The article puts on the line a very common practice of reporting months after a security incident occurred, such as in recent cases with; Uber, Orbitz, Under Armour, Rail Europe, and more. These companies are not alone when it comes to appropriating lengthy periods for managing data loss, reporting about it and working through the public relations crisis. Statistics show that:
- It takes an average of 191 days to identify a data breach
- Fewer than 19% of data breaches are self-detected (Ponemon Institute)
Despite growing awareness of cyber security threats, organizations routinely fail to detect major attacks until it is far too late. A lot of organizations that say they won’t be targeted will have already been attacked – they just don’t know it yet.
From the GDPR compliance perspective, the sooner a potential threat is detected, the better.
The surprising results of a continuous auto-testing and remediation loop
Information security hygiene, security awareness training and testing the perimeter security of an organization’s network will help identify and remediate security weak spots in a safe and controlled environment.
If an exposed threat, worthy of reporting was found, communicating about it within 72 hours would be more valuable if an organization could announce successful remediation immediately after identifying the threat.

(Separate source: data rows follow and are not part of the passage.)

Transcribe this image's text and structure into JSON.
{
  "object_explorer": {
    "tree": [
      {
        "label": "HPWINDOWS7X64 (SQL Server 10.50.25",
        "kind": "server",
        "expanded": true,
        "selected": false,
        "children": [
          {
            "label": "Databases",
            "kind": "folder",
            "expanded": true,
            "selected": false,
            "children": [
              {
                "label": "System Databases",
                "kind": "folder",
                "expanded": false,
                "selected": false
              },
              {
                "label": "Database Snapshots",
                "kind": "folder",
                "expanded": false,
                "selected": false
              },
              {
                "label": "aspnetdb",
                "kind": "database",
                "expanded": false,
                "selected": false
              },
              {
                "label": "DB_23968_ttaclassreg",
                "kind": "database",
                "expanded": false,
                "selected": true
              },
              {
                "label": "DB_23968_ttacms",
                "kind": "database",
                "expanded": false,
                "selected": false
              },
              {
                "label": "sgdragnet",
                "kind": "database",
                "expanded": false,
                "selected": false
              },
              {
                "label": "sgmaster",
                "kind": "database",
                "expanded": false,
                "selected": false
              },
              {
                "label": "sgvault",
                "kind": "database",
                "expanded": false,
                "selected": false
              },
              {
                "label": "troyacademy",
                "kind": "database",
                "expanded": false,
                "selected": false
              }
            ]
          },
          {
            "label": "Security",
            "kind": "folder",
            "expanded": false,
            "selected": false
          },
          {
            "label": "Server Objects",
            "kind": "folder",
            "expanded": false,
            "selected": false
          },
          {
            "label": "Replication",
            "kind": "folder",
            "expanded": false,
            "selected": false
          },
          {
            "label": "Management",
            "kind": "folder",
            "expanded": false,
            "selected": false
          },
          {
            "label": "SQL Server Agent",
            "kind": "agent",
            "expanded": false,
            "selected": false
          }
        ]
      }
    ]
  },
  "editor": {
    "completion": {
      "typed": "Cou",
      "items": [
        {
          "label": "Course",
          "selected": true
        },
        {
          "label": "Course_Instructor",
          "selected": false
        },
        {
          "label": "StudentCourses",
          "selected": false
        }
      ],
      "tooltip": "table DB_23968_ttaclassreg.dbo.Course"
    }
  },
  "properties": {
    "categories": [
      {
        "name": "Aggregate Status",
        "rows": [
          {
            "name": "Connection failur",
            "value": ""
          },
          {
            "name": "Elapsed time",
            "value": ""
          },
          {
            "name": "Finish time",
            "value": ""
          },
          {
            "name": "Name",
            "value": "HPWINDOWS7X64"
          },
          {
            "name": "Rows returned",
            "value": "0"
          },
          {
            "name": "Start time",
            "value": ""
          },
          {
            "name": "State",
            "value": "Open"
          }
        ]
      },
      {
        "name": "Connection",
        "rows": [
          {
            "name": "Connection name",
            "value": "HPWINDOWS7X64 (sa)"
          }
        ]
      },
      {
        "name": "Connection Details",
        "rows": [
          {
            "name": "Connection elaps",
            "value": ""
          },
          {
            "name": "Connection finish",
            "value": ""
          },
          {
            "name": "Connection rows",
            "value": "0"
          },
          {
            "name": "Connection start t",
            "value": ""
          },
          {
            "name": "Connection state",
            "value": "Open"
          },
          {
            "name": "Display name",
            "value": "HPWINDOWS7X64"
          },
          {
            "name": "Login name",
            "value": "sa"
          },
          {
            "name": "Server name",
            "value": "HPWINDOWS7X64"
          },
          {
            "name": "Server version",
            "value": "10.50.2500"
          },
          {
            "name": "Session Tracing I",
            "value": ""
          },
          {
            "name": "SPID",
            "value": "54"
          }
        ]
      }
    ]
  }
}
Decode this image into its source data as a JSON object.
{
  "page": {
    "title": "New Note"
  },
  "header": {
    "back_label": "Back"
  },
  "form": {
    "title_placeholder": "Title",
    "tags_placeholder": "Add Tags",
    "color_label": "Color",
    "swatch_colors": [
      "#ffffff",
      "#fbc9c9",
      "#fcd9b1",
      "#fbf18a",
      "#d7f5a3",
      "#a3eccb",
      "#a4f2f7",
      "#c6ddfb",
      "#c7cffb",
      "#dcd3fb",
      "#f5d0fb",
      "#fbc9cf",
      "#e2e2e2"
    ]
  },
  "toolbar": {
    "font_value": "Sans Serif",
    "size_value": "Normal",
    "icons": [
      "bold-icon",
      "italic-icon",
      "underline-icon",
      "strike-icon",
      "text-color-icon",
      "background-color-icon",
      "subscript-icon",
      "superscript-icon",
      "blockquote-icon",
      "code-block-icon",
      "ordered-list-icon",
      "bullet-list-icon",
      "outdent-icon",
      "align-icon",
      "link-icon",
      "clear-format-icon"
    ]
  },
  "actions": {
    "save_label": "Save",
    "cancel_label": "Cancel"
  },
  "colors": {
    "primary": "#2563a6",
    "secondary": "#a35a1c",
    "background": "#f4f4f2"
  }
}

Not only would an organization be able to avoid a public relations nightmare, it could regain the trust and confidence of customers and partners.
Automated simulation testing with actionable remediation running continuously in a loop could help organizations maximize red-team – blue team exercises. Organizations could gain an unprecedented level of visibility into new weak spots, back doors and blind spots as soon as they appear, and then move to remediate them immediately, without delay.
After all, they say that it takes a thief to catch a thief. Similarly, nothing is better at stopping a hacker and mitigating damage, than another hacker. Here are two more reasons simulation testing with actionable remediation goes hand-in-hand with GDPR compliance:
Identify attack vectors 24/7
Automated red team testing is designed to more accurately replicate the approach of persistent human attackers and expose security threats. Simulated red team attacks running automatically 24/7 enable organizations to identify threat vectors at all times, so they can continuously assess the attack surface and pinpoint where digital assets are at risk. This level of visibility encapsulates what the GDPR wants businesses to achieve.
Respond immediately to potential security gaps
Organizations must contend with threats on multiple fronts, causing a highly porous perimeter to both expand and deepen in size. The biggest cybersecurity threat is not necessarily a hacker infiltrating the network. The greater threat is a failure to discover and respond swiftly to threat vectors from breach point to critical assets. . The ability to constantly identify threats and respond immediately meets the requirements of Article 32 and 33.
In sum, fully automated testing could help resolve multiple GDPR adherence issues by identifying and responding quickly enough to potential threats to an organization’s critical assets.
While ongoing simulated cyber-attacks might seem like a daunting prospect for some organisations, the consequences are nothing compared to the damage and disruption of a genuine malicious attack. When designed properly, they have a zero impact on network availability, so they do not disrupt daily operations.
For organisations needing to accelerate GDPR readiness post May 25, automated simulation testing provides peace of mind, while demonstrating a proactive approach to data security and by doing so, avoids the costs of non-compliance.